(Task statement): Go through the records, and copy each line in which the string "smooth" is present.

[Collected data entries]
_ _ _ _ _ _ _

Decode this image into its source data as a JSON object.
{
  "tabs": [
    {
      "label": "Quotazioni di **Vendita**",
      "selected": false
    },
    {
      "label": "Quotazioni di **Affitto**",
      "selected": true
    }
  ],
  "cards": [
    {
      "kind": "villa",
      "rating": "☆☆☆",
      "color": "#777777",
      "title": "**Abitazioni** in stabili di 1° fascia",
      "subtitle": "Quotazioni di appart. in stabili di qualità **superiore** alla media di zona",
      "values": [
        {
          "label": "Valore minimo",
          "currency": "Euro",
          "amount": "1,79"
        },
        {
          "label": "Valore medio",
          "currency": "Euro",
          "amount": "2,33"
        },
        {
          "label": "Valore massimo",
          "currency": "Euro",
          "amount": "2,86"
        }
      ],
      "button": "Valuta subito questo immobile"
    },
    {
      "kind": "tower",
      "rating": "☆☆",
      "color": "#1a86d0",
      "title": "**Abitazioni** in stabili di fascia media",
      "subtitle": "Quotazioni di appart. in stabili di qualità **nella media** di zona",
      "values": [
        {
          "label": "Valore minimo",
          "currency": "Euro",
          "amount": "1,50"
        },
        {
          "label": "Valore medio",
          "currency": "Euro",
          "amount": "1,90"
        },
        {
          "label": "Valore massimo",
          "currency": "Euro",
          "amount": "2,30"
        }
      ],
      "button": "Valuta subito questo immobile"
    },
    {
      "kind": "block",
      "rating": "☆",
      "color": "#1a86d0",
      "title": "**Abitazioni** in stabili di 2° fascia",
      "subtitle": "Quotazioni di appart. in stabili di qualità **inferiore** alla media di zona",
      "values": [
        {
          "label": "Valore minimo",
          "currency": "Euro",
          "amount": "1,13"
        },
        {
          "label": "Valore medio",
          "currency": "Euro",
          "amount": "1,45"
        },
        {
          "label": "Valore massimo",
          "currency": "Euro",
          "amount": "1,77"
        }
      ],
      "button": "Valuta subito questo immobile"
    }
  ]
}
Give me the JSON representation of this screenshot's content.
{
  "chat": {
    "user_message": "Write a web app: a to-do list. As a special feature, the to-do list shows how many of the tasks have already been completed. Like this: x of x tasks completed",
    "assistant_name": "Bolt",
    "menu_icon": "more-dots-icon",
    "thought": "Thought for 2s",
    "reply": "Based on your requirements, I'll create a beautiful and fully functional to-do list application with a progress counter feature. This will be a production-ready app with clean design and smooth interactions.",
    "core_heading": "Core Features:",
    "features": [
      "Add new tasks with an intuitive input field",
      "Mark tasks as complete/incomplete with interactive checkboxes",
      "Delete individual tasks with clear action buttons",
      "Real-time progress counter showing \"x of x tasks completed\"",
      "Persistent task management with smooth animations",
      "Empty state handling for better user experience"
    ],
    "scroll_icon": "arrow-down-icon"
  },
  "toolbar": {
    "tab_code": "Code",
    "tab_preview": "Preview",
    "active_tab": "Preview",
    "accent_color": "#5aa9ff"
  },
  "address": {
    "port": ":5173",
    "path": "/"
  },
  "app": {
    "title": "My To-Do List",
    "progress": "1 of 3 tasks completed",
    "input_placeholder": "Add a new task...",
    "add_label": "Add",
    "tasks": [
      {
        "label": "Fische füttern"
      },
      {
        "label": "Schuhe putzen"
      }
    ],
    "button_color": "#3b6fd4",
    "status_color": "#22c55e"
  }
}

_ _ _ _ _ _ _

(Task output):
    "reply": "Based on your requirements, I'll create a beautiful and fully functional to-do list application with a progress counter feature. This will be a production-ready app with clean design and smooth interactions.",
      "Persistent task management with smooth animations",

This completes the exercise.